I was reading Henri Nouwen’s book The Inner Voice Of Love, and came across the most interesting idea. So interesting, in fact, that I grabbed the closest thing I could write on (the back of an envelope, a la Abe Lincoln), and wrote “Discipline gives you a sense of your inner strength.”
When I look back at my life, I see quite clearly that there have been times when I’ve been undisciplined — and those are generally very chaotic periods. However, when I have been more disciplined, I realize, I move more swiftly through crisis.
I wondered, “If I have a coaching client who feels overwhelmed, would it be helpful to suggest they find one place in their life to exert some discipline?” By Jove, I think I’ve got something there.
Isn’t it funny that three words which were of such great importance to earlier generations — sacrifice, obedience, discipline — have been made into veritable four-letter words in this generation? Somehow, sacrifice, obedience and discipline are stodgy. They limit our self-expression. They repress us. They’re for squares, man.
But the flip side to the “if it feels good, do it” school of anti-discipline can be a feeling that resistance is not only futile, but that we are not strong enough to resist. Take away the extraneous words in that sentence and you’re left with: “…we are not strong enough…”
That’s a pretty sad way to look at life. Not very positive, forward-looking or powerful, huh? But a fairly widely held view, if you just take my clients’ word for it.

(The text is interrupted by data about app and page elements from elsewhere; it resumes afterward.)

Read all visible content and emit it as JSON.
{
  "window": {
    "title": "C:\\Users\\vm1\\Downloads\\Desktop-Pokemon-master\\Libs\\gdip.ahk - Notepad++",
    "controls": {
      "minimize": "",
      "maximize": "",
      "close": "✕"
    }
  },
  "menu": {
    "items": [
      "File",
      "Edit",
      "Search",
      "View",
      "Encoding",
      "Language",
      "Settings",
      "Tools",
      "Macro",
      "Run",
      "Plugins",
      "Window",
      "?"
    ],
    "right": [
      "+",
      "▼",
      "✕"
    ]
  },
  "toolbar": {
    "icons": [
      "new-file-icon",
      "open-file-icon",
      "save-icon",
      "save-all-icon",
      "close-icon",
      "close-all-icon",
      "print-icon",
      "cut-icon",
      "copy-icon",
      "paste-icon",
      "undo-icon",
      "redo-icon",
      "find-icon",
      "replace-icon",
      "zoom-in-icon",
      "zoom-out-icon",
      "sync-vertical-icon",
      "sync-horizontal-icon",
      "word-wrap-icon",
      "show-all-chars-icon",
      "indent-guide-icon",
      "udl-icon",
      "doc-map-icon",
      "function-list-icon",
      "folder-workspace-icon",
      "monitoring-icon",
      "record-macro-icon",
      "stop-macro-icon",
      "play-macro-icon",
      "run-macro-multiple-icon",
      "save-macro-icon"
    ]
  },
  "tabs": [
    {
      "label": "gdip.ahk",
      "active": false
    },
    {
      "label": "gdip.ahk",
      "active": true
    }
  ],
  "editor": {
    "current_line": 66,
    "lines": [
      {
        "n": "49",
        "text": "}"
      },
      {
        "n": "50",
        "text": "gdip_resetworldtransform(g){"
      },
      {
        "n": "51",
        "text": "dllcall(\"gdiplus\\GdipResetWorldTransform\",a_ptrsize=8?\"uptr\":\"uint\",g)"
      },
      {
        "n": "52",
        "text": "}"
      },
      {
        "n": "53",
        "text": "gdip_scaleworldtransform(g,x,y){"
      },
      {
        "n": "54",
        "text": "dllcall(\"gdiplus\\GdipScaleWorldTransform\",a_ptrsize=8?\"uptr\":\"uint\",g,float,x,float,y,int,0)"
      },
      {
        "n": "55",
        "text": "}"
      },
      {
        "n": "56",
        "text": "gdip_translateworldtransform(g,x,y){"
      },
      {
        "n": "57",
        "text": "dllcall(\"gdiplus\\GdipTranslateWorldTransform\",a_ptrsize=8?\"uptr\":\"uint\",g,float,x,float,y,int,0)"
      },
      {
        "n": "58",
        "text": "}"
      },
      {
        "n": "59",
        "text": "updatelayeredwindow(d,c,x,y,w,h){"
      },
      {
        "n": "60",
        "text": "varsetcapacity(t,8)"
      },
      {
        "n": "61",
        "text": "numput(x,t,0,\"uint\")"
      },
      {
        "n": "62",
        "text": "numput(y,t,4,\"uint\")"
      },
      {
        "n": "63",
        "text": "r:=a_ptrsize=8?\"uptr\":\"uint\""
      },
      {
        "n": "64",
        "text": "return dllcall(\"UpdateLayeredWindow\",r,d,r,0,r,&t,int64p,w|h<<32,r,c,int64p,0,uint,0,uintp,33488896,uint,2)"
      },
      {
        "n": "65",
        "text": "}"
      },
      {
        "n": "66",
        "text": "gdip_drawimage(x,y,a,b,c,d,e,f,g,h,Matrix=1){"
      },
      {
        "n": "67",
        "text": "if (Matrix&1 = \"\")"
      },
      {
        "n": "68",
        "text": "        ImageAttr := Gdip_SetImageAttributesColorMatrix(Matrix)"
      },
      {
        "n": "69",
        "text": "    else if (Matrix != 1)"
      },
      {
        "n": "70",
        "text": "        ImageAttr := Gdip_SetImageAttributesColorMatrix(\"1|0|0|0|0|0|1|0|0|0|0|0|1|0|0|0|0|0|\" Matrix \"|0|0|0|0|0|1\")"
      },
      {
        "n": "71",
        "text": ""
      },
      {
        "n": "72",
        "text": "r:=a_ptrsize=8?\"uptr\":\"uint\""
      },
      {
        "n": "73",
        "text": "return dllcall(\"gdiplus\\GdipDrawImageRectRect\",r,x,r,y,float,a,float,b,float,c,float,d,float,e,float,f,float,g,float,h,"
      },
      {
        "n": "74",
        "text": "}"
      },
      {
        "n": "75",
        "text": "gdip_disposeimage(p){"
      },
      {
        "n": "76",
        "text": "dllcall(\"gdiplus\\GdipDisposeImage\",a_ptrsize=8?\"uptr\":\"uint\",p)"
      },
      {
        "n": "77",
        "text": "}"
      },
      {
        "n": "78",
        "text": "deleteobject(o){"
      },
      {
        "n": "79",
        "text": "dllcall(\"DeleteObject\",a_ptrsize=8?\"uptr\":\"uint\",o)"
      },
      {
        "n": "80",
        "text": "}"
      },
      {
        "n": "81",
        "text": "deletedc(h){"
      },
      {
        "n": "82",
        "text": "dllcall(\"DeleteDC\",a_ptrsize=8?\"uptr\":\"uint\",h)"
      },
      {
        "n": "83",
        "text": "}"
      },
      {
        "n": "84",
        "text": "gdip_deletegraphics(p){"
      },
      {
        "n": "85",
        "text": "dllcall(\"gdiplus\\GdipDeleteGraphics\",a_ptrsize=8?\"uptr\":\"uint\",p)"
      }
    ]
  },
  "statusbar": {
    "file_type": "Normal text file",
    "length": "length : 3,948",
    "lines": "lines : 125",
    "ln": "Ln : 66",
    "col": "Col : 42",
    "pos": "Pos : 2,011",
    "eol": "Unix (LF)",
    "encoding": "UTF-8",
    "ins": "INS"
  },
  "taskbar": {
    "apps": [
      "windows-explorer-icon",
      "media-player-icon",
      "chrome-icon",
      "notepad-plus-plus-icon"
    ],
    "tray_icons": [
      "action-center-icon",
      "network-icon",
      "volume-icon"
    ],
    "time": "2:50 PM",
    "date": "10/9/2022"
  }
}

When I feel disciplined enough to exercise, I not only feel better about my body, but I feel better about my ability to stick to it. My dear cousin Joe, who is sneaking up on his 50th birthday, started an exercise program eight weeks ago. Now, I love this dear man. But he’s not the exercising type. He’s an artist, a historian, a thinker. When he told me he’d joined the gym near his house and was exercising every day at 5:30am, I thought, “Yeah, right. We’ll see how long THIS lasts.” How wrong I was. Joe is trimmer, he looks great — but most of all, he’s reconnected with his inner strength. With his ability to be disciplined.
Discipline doesn’t have to be dour. Don’t you just visualize some joyless, self-sacrificing, beige kind of person when you think of discipline? OK, there is a quartile of you who thinks of some dominatrix named Helga, but shake that off, will you?
Let’s reframe discipline. Think about discipline as making inviolable time to be with your children. To connect with friends. To build your community. How about the discipline to attend to your own self-care? To honor yourself by feeding yourself well, or taking yourself in for a flu shot, or buying yourself a gift.
I have begun taking myself out on dates. Sound weird? Here’s how it goes. I ask myself, “What would be fun to do?” Maybe I take myself to dinner and a movie. Not dinner from a fast-food drive-in window, but at a real restaurant with tables and waiters and stuff. I order whatever sounds good on the menu and a glass of wine. Then, I choose a movie I really want to see and buy myself a ticket. Sure, doing this with a friend is lovely. But doing it for myself is affirming.
I treat myself as I would treat a guest.
And I end up feeling pampered, and cared for, and… dare I say it?…happy.
Discipline gives you a sense of your own inner strength. Having discipline is all about choosing to make the most of your life. You make choices to support yourself — because you are strong enough to do that. If you’re feeling overwhelmed, or oppressed, or chaotic, take a moment and find one little area of your life where you can reconnect with your own inner strength — even if you feel you don’t have any, or other folks tell you that you have no right to strength — you can find it. Then nurture it. It will grow. Then, let your inner strength build the life you are meant to have.